Apparently, it’s either feast or famine. One week we get showstoppers galore (see: The Great Chenoweth Episode), the next, only a couple of numbers that test even our extremely flexible notions of absurdity (see: the “Single Ladies” episode). This week, it takes a whole hour to arrive at conclusions we immediately saw coming. Terri becomes school nurse to keep tabs on Emma and Will’s non-affair affair, only to get fired. Ken proposes to Emma (pathetically, but also adorably), and the girl we thought might be growing a backbone loses it in one fell swoop. (Sue’s dead-on description of her: “a mentally ill ginger pygmy with eyes like a bush baby.”) Elsewhere, the kids magically cook up two highly energetic mash-up numbers; Sue and Kurt get a few hilarious lines; and we’re left looking forward to next week, when Sue becomes co-director of Glee — and hopefully more singing happens. (In the meantime, we’ve learned that full versions of each episode’s musical numbers are available here.)
The Boys’ Mash-Up: Bon Jovi/Usher, “It’s My Life”/”Confessions, Pt. 2”
Like Kurt, we don’t quite understand “how lightning is in competition with an above-ground swimming pool,” but Mr. Schue proceeds with his grand idea of the episode: Get the kids in competition with each other, and they’ll get psyched for Sectionals!

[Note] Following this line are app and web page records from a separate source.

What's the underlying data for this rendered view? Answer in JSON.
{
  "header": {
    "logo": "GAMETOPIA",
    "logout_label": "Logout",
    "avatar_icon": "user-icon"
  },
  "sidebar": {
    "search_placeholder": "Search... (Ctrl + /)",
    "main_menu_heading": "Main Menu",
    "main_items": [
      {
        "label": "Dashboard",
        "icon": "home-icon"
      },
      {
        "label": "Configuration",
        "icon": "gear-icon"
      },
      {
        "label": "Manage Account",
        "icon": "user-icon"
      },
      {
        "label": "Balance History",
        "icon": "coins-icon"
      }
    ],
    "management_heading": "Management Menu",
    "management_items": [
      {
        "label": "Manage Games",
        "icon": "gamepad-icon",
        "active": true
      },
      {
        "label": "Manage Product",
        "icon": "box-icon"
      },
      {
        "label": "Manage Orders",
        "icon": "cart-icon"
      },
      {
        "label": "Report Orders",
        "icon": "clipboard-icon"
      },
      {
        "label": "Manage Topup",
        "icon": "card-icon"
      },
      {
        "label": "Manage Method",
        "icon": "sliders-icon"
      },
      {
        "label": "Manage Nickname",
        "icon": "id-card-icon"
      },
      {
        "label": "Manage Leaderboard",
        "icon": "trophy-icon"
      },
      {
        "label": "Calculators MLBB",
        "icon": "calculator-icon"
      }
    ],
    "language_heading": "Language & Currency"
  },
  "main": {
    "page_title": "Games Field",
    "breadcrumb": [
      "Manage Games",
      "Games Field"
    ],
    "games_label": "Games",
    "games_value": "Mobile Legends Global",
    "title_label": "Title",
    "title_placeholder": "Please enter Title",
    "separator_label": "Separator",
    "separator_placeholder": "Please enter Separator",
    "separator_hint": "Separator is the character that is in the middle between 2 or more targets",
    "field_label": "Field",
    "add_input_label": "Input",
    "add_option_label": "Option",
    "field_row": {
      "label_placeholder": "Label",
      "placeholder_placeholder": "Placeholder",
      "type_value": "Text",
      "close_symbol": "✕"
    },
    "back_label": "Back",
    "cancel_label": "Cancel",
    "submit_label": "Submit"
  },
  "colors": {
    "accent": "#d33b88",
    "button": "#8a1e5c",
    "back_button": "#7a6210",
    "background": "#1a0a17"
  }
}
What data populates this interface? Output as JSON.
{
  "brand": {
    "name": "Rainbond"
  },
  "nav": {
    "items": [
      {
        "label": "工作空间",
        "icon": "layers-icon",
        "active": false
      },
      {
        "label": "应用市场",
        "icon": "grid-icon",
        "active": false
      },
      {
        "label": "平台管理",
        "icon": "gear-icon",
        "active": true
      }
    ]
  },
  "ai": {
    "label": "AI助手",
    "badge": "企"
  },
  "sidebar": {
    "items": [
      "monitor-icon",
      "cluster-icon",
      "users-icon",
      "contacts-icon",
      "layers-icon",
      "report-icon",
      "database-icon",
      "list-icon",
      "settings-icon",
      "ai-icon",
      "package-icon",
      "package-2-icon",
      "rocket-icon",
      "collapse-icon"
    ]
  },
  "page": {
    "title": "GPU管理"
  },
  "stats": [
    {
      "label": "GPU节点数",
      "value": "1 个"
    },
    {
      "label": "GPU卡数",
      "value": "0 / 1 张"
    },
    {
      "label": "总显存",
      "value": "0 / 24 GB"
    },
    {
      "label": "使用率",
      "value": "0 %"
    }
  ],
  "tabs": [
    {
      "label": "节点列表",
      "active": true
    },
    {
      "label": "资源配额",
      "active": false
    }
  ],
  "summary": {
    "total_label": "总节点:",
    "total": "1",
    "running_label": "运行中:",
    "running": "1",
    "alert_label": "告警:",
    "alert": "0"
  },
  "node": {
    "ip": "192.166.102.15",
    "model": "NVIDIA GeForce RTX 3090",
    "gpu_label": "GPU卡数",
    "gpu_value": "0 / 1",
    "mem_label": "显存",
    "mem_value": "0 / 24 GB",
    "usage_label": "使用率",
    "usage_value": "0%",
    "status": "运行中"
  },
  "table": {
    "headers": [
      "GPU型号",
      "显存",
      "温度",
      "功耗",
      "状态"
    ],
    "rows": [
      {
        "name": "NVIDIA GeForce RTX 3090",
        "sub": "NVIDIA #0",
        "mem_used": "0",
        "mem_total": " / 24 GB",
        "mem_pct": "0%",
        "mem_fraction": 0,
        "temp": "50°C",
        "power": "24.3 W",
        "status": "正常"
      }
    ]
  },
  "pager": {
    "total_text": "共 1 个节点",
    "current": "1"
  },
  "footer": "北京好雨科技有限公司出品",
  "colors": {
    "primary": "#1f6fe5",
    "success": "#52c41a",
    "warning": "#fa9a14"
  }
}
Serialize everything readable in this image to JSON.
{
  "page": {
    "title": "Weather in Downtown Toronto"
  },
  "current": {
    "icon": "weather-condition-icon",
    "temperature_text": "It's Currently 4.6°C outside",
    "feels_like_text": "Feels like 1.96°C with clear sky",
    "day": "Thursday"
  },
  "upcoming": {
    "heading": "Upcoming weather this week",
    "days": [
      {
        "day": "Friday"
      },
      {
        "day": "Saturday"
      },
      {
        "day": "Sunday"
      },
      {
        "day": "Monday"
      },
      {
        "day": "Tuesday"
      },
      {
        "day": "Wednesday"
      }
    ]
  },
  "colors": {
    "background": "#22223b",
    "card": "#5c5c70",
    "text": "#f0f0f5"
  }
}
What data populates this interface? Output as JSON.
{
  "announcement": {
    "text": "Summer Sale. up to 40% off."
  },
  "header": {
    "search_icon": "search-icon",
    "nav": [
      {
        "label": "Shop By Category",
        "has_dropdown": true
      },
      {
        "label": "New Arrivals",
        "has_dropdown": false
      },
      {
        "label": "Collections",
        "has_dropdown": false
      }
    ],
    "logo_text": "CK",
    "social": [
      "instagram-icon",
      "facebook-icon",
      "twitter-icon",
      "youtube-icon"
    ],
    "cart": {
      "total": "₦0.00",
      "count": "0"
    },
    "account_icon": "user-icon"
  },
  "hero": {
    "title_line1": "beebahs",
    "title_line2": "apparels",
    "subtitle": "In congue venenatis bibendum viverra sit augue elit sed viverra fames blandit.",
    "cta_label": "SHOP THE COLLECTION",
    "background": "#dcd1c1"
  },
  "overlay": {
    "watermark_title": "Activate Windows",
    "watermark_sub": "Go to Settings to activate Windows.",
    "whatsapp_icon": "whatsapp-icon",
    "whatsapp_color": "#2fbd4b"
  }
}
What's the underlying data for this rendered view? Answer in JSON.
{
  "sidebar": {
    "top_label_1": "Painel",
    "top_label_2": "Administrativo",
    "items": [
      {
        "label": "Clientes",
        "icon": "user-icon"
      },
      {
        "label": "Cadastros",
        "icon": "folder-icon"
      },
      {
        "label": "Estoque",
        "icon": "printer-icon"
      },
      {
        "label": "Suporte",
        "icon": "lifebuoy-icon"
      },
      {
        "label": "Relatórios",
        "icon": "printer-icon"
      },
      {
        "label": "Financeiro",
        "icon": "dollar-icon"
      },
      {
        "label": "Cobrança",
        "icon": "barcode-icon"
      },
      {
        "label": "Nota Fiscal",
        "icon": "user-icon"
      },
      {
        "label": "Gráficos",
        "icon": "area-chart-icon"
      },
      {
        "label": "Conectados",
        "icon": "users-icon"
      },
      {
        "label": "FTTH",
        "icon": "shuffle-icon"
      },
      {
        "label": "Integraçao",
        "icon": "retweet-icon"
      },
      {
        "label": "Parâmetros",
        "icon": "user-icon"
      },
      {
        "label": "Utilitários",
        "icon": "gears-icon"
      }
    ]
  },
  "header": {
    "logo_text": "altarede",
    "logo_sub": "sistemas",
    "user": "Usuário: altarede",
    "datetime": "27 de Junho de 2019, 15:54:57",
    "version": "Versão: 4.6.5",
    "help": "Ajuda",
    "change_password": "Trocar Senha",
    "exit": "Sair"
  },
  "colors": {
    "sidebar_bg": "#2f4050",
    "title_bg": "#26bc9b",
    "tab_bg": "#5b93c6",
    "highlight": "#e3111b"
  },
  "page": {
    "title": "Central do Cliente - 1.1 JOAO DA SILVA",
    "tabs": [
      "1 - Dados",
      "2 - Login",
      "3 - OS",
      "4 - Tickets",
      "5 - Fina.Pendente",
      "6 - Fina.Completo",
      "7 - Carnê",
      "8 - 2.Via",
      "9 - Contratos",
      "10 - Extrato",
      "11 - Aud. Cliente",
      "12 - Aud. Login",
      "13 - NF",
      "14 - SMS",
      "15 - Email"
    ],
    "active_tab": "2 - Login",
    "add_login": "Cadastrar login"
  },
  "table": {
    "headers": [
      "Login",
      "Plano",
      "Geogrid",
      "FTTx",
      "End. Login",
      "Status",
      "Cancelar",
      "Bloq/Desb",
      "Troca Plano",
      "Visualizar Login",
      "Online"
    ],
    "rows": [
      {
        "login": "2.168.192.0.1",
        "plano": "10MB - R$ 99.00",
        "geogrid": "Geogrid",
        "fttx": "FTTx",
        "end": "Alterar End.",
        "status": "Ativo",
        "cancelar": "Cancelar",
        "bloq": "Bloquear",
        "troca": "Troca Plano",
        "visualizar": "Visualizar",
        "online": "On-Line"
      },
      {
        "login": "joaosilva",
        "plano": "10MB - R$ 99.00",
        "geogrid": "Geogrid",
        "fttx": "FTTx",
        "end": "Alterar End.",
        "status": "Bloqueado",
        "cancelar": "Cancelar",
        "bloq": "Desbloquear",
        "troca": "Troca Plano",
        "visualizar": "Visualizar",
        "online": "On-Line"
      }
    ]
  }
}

Everyone seems to be suffering from ennui — even Sue is feeling stymied! (We love the idea of her making a smoothie from beef bones; we also would like to see her in a hovercraft.) Mrs. Schue to the rescue with what is apparently the best pseudoephedrine on the planet; it renders Finn capable of conquering a Bon Jovi song in a single bound (was it just us, or was he singing “I just want to live a Lima life?” Cute attempt at plot integration, or just poor pronunciation?). Despite the quite literal meaning of the song titles (as even Rachel notes, later), we think the boys win the contest. It’s believable that they’d consider themselves studs of the cheesy-Jersey-rocker/R&B-crooner varieties, we like that Kurt retained his scarf, and Artie gets extra points for effortlessly switching between Richie Sambora vocoder skills and lady-killing smooveness.
The Girls’ Mash-Up: Beyoncé/Katrina and the Waves, “Halo”/“Walking on Sunshine”
In the realm of big themes, we suppose one stood out: Everyone’s either trying too hard or not hard enough, and neither one makes anyone a winner. Rachel achieves a little social progress this week, earnestly reaching out to Quinn (“You’re a good singer … occasionally a little sharp, but that’s because you lack my years of training”); of course, she then choreographs the most over-the-top, help-we’re-blinded-by-the-yellow number ever, with herself, naturally, as soloist (yes, we see that she has a low range, but again, Mercedes could have done just as decent a job). The girls’ number was, in fact, the glee equivalent of the pill-driven performance: a short, artificial burst of courage, followed by a sense of unease. We’re not sure we believe that any of the glee kids could pull together these mash-up numbers so quickly, and with no Schue guidance; weren’t they struggling to put one foot in front of the other just weeks ago? We’ll let it slide, though, since we know Sue will whip them into shape next week. Like she prophetically dictated early this episode, “We’re dealing with children. They need to be terrified.” Terrified into Sectionals!